Ford Center will host the 2009 Big 12 Conference Men's Basketball Tournament. In early July, UFC president Dana White announced that they are working on bringing an event to the Ford Center within the next 6-8 months.[2] It would be the first UFC event held in the state of Oklahoma since UFC 4, which was at the Expo Square Pavillion in Tulsa on December 16, 1994.


New Orleans Hornets

After the city of New Orleans, Louisiana and surrounding area was devastated by Hurricane Katrina in 2005, the NBA reached a deal with the City of Oklahoma City which allowed the New Orleans Hornets franchise to temporarily move to the Ford Center. The New Orleans Hornets leased the facility for the 2005-06 season and exercised the option with the city to extend for the 2006-07 season. Ford Center received a $200,000 renovation (primarily to lighting and sound) as part of the Hornets' lease.

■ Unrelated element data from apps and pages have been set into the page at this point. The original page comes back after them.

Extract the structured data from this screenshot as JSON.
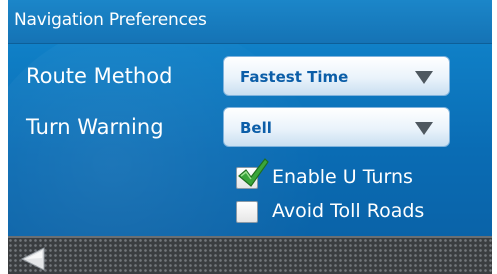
{
  "header": {
    "title": "Navigation Preferences"
  },
  "settings": {
    "route_method": {
      "label": "Route Method",
      "value": "Fastest Time"
    },
    "turn_warning": {
      "label": "Turn Warning",
      "value": "Bell"
    }
  },
  "options": {
    "enable_u_turns": {
      "label": "Enable U Turns",
      "checked": true
    },
    "avoid_toll_roads": {
      "label": "Avoid Toll Roads",
      "checked": false
    }
  },
  "colors": {
    "panel_blue": "#0f7fc6",
    "dropdown_text": "#0c5ea8",
    "check_green": "#3aa63a",
    "bottom_bar": "#3a3d40"
  },
  "icons": {
    "dropdown": "chevron-down-icon",
    "check": "checkmark-icon",
    "back": "back-arrow-icon"
  }
}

The Hornets played their last game at Ford Center on October 9, 2007, a preseason game.

The hosting of the Hornets arguably gave Oklahoma City the edge it needed to land on the radar of professional sports. Long being considered by many as too small to host a major-league team for a variety of reasons, support for the Hornets during their two-year stay caught the attention of the NBA and other sports leagues. Attendance for Hornets games at the Ford Center averaged 18,716 fans in 2005-06 (36 games) and 17,951 fans (35 games) in 2006-2007. David Stern was quoted as stating that "Oklahoma City was at the top of the relocation list of cities" and during the Hornets' last home game he all but assured local fans that the NBA "had not played its last game in Oklahoma City."

Oklahoma City Thunder

Oklahoma City hosted Minnesota and later on beat them for their first win.

Oklahoma City billionaire investor Clay Bennett of the Professional Basketball Club LLC purchased the Seattle SuperSonics and Seattle Storm franchises from Howard Schultz in 2006. The deal included a provision that gave Seattle officials one year to solve its arena situation or allow Bennett to seek relocation.

After an April 2008 league approval, it was announced on July 2, 2008 that the Sonics franchise would be relocating to Oklahoma City and would play at Ford Center. The agreement retires the "SuperSonics" moniker, color, and logos--possibly to be used by a future NBA team in Seattle. On September 2, 2008, the team announced they would be called the Oklahoma City Thunder. The Storm remained in Seattle and was sold by Bennett to local Seattle investors.


External links

Coordinates: 35°27′48.44″N 97°30′53.79″W / 35.4634556°N 97.5149417°W / 35.4634556; -97.5149417

Preceded by
KeyArena (as Seattle SuperSonics)
Home of the
Oklahoma City Thunder

2008 – present
Succeeded by
Preceded by
Cox Convention Center
Home of the
Oklahoma City Blazers

2002 – present
Succeeded by
Preceded by
first arena
Home of the
Oklahoma City Yard Dawgz

2004 – present
Succeeded by
Preceded by
New Orleans Arena
Home of the
New Orleans Hornets

2005 – 2007
Succeeded by
New Orleans Arena
  1. REDIRECT Template:Oklahoma City Thunder